This volume presents twelve original papers on constructivismsome sympathetic, others criticalby a distinguished group of moral philosophers. "Kantian constructivism holds that moral objectivity is to be understood in terms of a suitably constructed social point of view that all can accept. Apart from the procedure of constructing the principles of justice, there are no moral facts." So wrote John Rawls in his highly influential 1980 Dewey lectures "Kantian Constructivism in Moral Theory." Since then there has been much discussion of constructivist understandings, Kantian or otherwise, both of morality and of reason more generally. Such understandings typically seek to characterize the truth conditions of propositions in their target domain in maximally metaphysically unassuming ways, frequently in terms of the outcome of certain procedures or the passing of certain tests, procedures or tests that speak to the distinctively practical concerns of deliberating human agents living together in societies. But controversy abounds over the interpretation and the scope as well as the credibility of such constructivist ideas. The essays collected here reach to the heart of this contemporary philosophical debate, and offer a range of new approaches and perspectives.
|Publisher:||Oxford University Press|
|Product dimensions:||9.30(w) x 6.10(h) x 0.90(d)|
About the Author
James Lenman was educated at Oxford and St Andrews Universities and employed by Lancaster and Glasgow Universities. He is currently Professor of Philosophy at the University of Sheffield.
Yonatan Shemmer was educated at the Hebrew University of Jerusalem and at Stanford University where he held a fellowship in the Humanities before moving to the University of Sheffield where he is now a Lecturer in Philosophy.

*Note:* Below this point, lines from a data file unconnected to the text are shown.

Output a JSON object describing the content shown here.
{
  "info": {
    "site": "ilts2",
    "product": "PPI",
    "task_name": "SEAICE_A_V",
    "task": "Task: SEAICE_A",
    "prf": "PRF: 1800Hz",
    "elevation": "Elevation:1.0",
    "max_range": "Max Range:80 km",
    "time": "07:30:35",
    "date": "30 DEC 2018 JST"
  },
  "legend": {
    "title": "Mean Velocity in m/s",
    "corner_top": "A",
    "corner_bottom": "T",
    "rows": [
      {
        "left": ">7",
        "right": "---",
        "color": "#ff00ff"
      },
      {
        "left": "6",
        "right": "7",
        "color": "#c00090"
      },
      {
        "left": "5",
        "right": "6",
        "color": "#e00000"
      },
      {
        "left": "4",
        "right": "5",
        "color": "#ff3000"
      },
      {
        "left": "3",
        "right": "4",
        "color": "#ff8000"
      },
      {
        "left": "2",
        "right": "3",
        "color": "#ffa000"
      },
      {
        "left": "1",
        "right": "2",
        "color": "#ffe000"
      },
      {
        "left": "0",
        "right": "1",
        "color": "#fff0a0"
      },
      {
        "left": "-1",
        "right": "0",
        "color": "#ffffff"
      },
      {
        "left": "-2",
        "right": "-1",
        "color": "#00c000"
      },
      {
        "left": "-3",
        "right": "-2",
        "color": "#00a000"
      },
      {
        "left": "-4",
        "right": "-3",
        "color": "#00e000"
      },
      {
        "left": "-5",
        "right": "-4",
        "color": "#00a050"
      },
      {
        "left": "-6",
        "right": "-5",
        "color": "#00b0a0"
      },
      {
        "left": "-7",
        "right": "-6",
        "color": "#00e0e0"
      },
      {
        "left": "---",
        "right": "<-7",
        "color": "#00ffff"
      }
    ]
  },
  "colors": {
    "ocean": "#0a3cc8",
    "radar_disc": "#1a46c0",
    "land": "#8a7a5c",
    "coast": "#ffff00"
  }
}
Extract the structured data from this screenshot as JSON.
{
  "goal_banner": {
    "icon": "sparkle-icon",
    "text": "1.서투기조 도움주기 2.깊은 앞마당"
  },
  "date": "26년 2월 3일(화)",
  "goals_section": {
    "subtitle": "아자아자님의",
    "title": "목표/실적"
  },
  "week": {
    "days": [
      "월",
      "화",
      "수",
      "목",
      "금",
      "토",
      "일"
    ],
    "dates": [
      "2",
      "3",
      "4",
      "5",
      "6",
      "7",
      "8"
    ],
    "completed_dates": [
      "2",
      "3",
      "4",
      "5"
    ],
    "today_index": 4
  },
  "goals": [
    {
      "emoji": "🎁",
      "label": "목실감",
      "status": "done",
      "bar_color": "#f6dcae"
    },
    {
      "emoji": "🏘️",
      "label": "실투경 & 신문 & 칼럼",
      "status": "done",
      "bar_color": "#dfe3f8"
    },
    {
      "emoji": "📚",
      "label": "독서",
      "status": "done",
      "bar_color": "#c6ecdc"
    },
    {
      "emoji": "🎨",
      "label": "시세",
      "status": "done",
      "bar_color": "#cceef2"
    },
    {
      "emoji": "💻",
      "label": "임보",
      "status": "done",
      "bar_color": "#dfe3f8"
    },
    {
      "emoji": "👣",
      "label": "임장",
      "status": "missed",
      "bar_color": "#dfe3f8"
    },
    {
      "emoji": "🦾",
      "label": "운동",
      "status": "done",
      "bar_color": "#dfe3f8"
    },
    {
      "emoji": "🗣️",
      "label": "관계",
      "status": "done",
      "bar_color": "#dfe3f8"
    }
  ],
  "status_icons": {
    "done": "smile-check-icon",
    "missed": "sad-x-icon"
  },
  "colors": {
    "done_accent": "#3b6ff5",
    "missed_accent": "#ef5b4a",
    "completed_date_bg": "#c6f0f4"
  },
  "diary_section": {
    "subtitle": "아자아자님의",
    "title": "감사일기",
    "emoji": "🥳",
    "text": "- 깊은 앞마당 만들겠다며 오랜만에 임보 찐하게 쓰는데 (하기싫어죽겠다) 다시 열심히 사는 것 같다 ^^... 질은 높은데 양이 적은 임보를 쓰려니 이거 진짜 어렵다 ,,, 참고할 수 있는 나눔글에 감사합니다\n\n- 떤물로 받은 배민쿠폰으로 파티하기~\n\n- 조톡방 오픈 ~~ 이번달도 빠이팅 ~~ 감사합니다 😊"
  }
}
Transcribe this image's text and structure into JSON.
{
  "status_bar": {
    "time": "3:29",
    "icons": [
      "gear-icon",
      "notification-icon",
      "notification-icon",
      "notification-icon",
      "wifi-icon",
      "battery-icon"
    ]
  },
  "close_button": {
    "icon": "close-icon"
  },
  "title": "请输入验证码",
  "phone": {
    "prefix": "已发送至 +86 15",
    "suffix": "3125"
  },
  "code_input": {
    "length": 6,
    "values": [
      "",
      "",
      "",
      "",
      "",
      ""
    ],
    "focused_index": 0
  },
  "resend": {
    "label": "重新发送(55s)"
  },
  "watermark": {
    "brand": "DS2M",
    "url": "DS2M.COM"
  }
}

Table of Contents
List of Contributors
1. Introduction, James Lenman and Yonatan Shemmer
2. Constructivism about Normativity: Some Pitfalls, R. Jay Wallace
3. Coming to Terms with Contingency: Humean Constructivism about Practical Reason, Sharon Street
4. Constructing Protagorean Objectivity, Aaron James
5. Constructivism, Agency, and the Problem of Alignment, Michael E. Bratman
6. A Puzzle for Constructivism and How to Solve It, Dale Dorsey
7. Constructivism and the Argument from Autonomy, Robert Stern
8. Kantian Constructivism: Something Old, Something New, Michael Ridge
9. Constructing Coherence, Yonatan Shemmer
10. A Problem for Ambitious Metanormative Constructivism, Nadeem J. Z Hussain
11. Constructivism and Wise Judgment, Valerie Tiberius
12. Expressivism and Constructivism, James Lenman
13. The Appeal and Limits of Constructivism, T. M. Scanlon